Skip Navigation

Go
Species Search:
FieldGuidesthreatened and/or endangered search resultsthreatened and/or endangered

previous  | next

White Sturgeon Acipenser transmontanus

 

enlarge +

White Sturgeon
credit: Josephe Hut

All Images

 

Get Our Newsletters

 

Advanced Search

Family: Acipenseridae, Sturgeons view all from this family



Description The white sturgeon (Acipenser transmontanus, meaning "sturgeon beyond the mountains"), also known as the Pacific sturgeon, Oregon sturgeon, Columbia sturgeon, Sacramento sturgeon, and California white sturgeon, is a sturgeon (a fish of the family Acipenseridae) which lives along the west coast of North America from the Aleutian Islands to Central California.

It is the largest freshwater fish in North America and is the third largest species of sturgeon, after the Beluga and the Kaluga. The white sturgeon is known to reach a maximum size of 816 kg (1,798 lb) and 6.1 m (20.1 ft).

The white sturgeon has a slender, long body, head and mouth. This fish has no scales; instead it has large bony scutes that serve as a form of armor. There are 11–14 dorsal scutes, all anterior to the dorsal fin, and 38–48 lateral scutes and 9–12 ventral scutes on each side. The dorsal color of a White Sturgeon is gray, pale olive, or gray-brown. The fins are a dusky, opaque gray. The underside is a clean white. It has four barbels, used for sensing food, near its huge toothless mouth.

Sturgeons are classified as a bony fish, but actually are more cartilaginous than bony, their internal bone structure being more like a shark's. Sturgeon have changed very little since they first appeared, over 175 million years ago and thus have the appearance of a very ancient fish.


Dimensions Up to 12'6" (3.8 m); 1,387 lbs (630 kg).


Endangered Status The White Sturgeon is on the U.S. Endangered Species List. It is classified as endangered in Idaho and Montana. This fish began its decline after the Libby Dam went into operation in 1974 and altered conditions in the Kootenai River, in which it lives. The dam and other human encroachments have affected the sturgeon's spawning, egg incubation, nursery, and offspring-rearing habitats. Efforts are underway by both Canadian and U.S. organizations to monitor the sturgeon population and the dams and waterways that affect its habitat.
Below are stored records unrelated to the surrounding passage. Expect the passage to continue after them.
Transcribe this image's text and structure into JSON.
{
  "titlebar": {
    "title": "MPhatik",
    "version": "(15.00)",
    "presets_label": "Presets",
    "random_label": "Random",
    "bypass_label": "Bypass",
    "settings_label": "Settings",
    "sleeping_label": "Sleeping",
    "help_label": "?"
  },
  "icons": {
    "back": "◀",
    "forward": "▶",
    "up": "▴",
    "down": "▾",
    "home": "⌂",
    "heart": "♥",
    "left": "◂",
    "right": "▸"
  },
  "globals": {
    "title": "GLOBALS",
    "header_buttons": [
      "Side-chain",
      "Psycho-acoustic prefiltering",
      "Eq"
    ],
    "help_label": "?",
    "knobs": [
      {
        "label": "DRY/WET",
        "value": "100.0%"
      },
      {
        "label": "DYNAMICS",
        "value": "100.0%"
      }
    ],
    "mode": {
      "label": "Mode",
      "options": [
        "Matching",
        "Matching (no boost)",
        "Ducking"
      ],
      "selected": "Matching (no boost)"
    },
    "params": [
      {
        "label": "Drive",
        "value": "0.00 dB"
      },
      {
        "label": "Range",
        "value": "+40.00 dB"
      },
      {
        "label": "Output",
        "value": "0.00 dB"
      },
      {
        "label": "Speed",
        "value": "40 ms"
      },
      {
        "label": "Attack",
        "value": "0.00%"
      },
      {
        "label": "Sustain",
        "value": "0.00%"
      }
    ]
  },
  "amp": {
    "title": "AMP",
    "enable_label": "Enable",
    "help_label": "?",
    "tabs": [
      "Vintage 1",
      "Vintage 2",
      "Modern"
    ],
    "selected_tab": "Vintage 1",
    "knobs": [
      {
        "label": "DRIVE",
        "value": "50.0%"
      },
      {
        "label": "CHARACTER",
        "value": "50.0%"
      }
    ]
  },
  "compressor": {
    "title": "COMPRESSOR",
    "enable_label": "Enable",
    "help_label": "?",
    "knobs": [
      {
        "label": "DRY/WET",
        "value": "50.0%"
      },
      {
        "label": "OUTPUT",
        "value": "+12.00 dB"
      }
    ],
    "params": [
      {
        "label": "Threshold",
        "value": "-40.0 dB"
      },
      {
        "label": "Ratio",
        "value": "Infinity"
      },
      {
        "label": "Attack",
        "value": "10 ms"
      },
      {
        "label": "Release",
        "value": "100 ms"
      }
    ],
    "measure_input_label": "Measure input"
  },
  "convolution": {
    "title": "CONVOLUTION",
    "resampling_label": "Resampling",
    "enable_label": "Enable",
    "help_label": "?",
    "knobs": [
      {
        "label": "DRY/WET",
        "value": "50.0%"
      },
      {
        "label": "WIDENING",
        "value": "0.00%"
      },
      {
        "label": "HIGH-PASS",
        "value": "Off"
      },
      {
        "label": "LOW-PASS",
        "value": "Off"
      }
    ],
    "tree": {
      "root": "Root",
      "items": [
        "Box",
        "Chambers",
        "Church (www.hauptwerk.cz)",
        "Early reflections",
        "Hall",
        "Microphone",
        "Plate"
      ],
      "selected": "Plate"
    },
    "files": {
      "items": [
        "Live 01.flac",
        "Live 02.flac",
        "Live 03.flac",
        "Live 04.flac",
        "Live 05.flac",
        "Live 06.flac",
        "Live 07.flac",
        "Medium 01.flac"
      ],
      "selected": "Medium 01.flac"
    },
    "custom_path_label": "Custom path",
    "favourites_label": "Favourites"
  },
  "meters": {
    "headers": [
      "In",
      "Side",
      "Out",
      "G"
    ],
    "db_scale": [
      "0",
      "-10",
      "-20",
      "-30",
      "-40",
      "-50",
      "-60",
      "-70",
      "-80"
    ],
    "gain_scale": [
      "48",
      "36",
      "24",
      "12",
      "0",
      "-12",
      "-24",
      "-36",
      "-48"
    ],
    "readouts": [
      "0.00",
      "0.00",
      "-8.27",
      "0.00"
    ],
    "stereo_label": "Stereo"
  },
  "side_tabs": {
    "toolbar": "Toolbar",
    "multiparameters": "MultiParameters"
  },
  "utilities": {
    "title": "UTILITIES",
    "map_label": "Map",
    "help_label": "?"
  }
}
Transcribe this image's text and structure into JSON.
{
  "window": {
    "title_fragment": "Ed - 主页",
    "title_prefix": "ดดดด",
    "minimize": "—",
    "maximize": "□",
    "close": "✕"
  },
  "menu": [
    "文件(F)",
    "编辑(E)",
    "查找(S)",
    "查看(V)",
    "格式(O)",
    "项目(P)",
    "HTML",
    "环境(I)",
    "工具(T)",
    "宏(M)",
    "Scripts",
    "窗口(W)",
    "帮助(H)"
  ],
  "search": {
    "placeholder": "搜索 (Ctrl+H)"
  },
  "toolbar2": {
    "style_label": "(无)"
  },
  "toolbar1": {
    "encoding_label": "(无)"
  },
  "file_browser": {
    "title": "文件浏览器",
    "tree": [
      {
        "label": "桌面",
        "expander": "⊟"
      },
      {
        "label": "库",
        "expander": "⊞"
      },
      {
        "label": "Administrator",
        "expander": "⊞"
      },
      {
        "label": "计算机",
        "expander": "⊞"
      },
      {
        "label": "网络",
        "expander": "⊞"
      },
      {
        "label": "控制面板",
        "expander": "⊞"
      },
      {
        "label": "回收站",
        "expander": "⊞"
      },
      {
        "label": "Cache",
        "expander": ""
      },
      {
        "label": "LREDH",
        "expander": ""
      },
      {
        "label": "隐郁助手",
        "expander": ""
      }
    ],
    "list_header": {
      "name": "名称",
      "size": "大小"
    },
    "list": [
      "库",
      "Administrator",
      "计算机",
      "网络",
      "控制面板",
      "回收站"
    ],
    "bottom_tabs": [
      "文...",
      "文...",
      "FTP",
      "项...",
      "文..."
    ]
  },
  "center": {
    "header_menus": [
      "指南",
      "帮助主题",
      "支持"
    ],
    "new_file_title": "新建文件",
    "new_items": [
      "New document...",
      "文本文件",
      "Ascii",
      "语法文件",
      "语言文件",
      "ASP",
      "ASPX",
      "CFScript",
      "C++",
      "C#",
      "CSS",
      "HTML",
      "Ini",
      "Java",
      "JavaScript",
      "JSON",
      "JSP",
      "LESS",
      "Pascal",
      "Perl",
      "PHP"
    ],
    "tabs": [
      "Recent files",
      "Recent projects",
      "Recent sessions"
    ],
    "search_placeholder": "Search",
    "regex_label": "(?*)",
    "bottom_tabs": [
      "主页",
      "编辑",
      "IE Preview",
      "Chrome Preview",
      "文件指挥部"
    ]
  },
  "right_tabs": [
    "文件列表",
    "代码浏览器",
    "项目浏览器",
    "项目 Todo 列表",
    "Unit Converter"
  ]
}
Habitat Ocean or bay shallows, Rivers & streams.


Range California, Northwest, Western Canada, Alaska.


 

 

 

2007 eNature.com